Honestly though, I mean it.

For now, though, just have a fabulous day Elm: I think I speak for the whole Bloggosphere when I say that we wish you all the best for today, and all the best for year no. 17 (excluding your first year on Earth bc you were lil baby Elm nawwwwwwww).



Guest Post – Why Elm Is Amazing!

As you probably know, Elm has been feeling very low. *sad face*. And there’s not much that we can do because we don’t know about it in her actual life but I thought, hey, why not try to make her feel better? These are only a handfull of the things why Elm is so amazing.

Elm has a HUGE and successful blog but does this mean that she doesn’t help out smaller blogs? Nope! She reads and comments such lovely things on loads of different blogs, despite if they are small. Most of the time, as people’s blogs grow they do not have time to truly interact with their followers as this can take a lot of time.
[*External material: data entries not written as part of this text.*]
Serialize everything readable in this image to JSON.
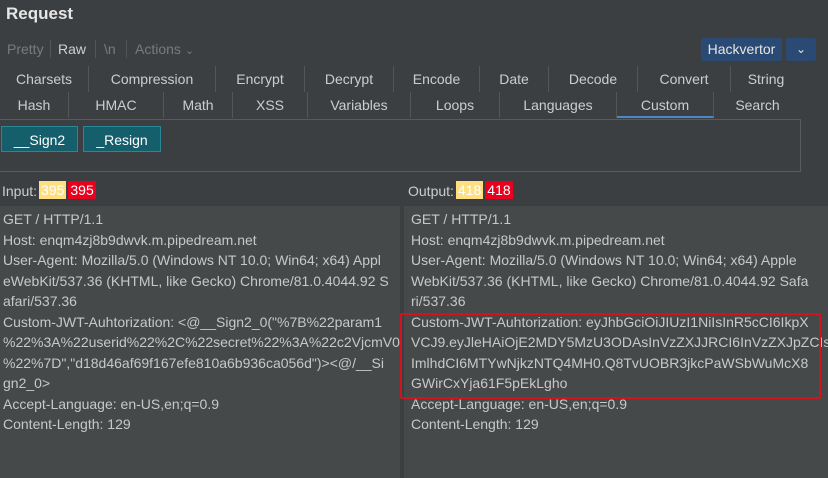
{
  "header": {
    "title": "Request"
  },
  "view_modes": {
    "pretty": "Pretty",
    "raw": "Raw",
    "newline": "\\n",
    "actions": "Actions"
  },
  "hackvertor": {
    "label": "Hackvertor"
  },
  "tabs_row1": [
    "Charsets",
    "Compression",
    "Encrypt",
    "Decrypt",
    "Encode",
    "Date",
    "Decode",
    "Convert",
    "String"
  ],
  "tabs_row2": [
    "Hash",
    "HMAC",
    "Math",
    "XSS",
    "Variables",
    "Loops",
    "Languages",
    "Custom",
    "Search"
  ],
  "active_tab": "Custom",
  "tag_buttons": {
    "sign2": "__Sign2",
    "resign": "_Resign"
  },
  "input": {
    "label": "Input:",
    "count_a": "395",
    "count_b": "395"
  },
  "output": {
    "label": "Output:",
    "count_a": "418",
    "count_b": "418"
  },
  "input_lines": [
    "GET / HTTP/1.1",
    "Host: enqm4zj8b9dwvk.m.pipedream.net",
    "User-Agent: Mozilla/5.0 (Windows NT 10.0; Win64; x64) Appl",
    "eWebKit/537.36 (KHTML, like Gecko) Chrome/81.0.4044.92 S",
    "afari/537.36",
    "Custom-JWT-Auhtorization: <@__Sign2_0(\"%7B%22param1",
    "%22%3A%22userid%22%2C%22secret%22%3A%22c2VjcmV0",
    "%22%7D\",\"d18d46af69f167efe810a6b936ca056d\")><@/__Si",
    "gn2_0>",
    "Accept-Language: en-US,en;q=0.9",
    "Content-Length: 129"
  ],
  "output_lines": [
    "GET / HTTP/1.1",
    "Host: enqm4zj8b9dwvk.m.pipedream.net",
    "User-Agent: Mozilla/5.0 (Windows NT 10.0; Win64; x64) Apple",
    "WebKit/537.36 (KHTML, like Gecko) Chrome/81.0.4044.92 Safa",
    "ri/537.36",
    "Custom-JWT-Auhtorization: eyJhbGciOiJIUzI1NiIsInR5cCI6IkpX",
    "VCJ9.eyJleHAiOjE2MDY5MzU3ODAsInVzZXJJRCI6InVzZXJpZCIs",
    "ImlhdCI6MTYwNjkzNTQ4MH0.Q8TvUOBR3jkcPaWSbWuMcX8",
    "GWirCxYja61F5pEkLgho",
    "Accept-Language: en-US,en;q=0.9",
    "Content-Length: 129"
  ]
}
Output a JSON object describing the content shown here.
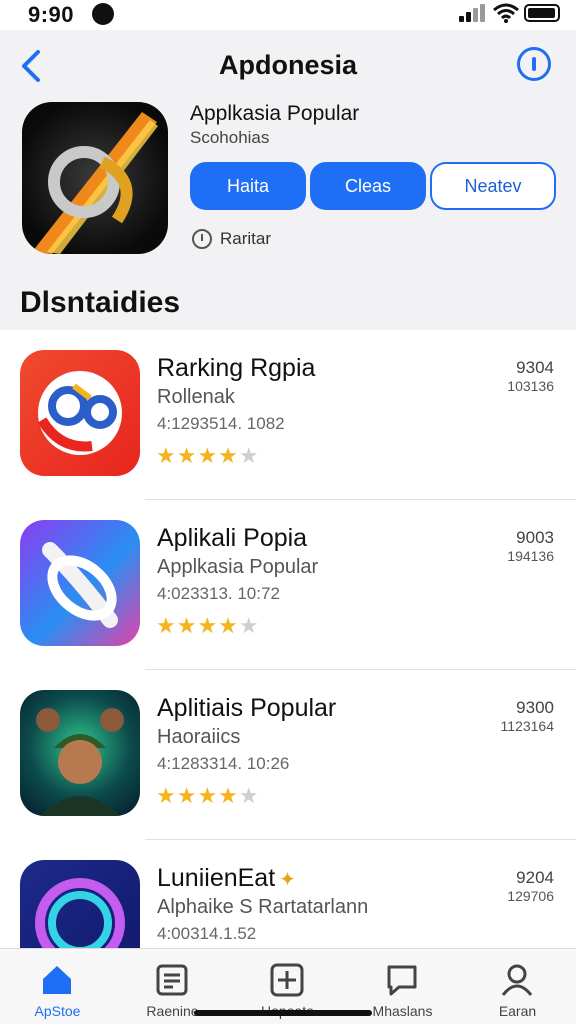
{
  "status_bar": {
    "time": "9:90"
  },
  "nav": {
    "title": "Apdonesia"
  },
  "hero": {
    "title": "Applkasia Popular",
    "subtitle": "Scohohias",
    "buttons": [
      "Haita",
      "Cleas",
      "Neatev"
    ],
    "rank_label": "Raritar"
  },
  "section": {
    "title": "Dlsntaidies"
  },
  "apps": [
    {
      "name": "Rarking Rgpia",
      "sub": "Rollenak",
      "meta": "4:1293514. 1082",
      "rating": 4,
      "price": "9304",
      "count": "103136",
      "sparkle": ""
    },
    {
      "name": "Aplikali Popia",
      "sub": "Applkasia Popular",
      "meta": "4:023313. 10:72",
      "rating": 4,
      "price": "9003",
      "count": "194136",
      "sparkle": ""
    },
    {
      "name": "Aplitiais Popular",
      "sub": "Haoraiics",
      "meta": "4:1283314. 10:26",
      "rating": 4,
      "price": "9300",
      "count": "1123164",
      "sparkle": ""
    },
    {
      "name": "LuniienEat",
      "sub": "Alphaike S Rartatarlann",
      "meta": "4:00314.1.52",
      "rating": 4,
      "price": "9204",
      "count": "129706",
      "sparkle": "✦"
    }
  ],
  "tabs": [
    {
      "label": "ApStoe",
      "icon": "home-icon",
      "active": true
    },
    {
      "label": "Raenine",
      "icon": "ranking-icon",
      "active": false
    },
    {
      "label": "Hopoato",
      "icon": "add-square-icon",
      "active": false
    },
    {
      "label": "Mhaslans",
      "icon": "chat-icon",
      "active": false
    },
    {
      "label": "Earan",
      "icon": "person-icon",
      "active": false
    }
  ],
  "colors": {
    "accent": "#1e6ff5",
    "star": "#f5b41e"
  }
}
But this doesn’t stop Elm from commenting lovely things and brightening up our day. This is one of the things we love about her: she’s just such a caring person.
She puts time and effort into her blog posts. She doesn’t just write something that she’s not interested in, you can tell how passionate she is about blogging. I always look forward to reading a post whenever I see that she’s put up a new blog post. Me: HELL YEAH, gimme some hot choccy and lemme relax.
She doesn’t put on airs and graces, she doesn’t try to make herself seem superior to others. She treats everyone as equals and as individuals.
Super smart: How the hell did she get those GCSE results??
Her blog posts have meaning behind them.
She’s funny and it’s a pleasure talking to her because she knows how to make you feel better and can make you laugh.
She puts time in to answer comments and always says how grateful she is for the support; something that some people take for granted.
She doesn’t pretend to be something she’s not and will admit to any flaws she has, making people feel a lot better about themselves.
Will help anyone and everyone but expects nothing in return.
These are only a few things about why Elm is an incredible person.

Is there anything not to love about Elm?? Comment what you love about Elm!


Sprinkle Of Anonymous xx

Can I just say – this post made me cry out of happiness. I’m not even talking about a solitary tear here. I have never received such a beautiful and nice surprise in my life; for some reason, I never expected anyone to do kind of thing. I’m more than honoured.

Thank you so, so much. I have no words to express how much this means to me. I love you all.

From Elm 🙂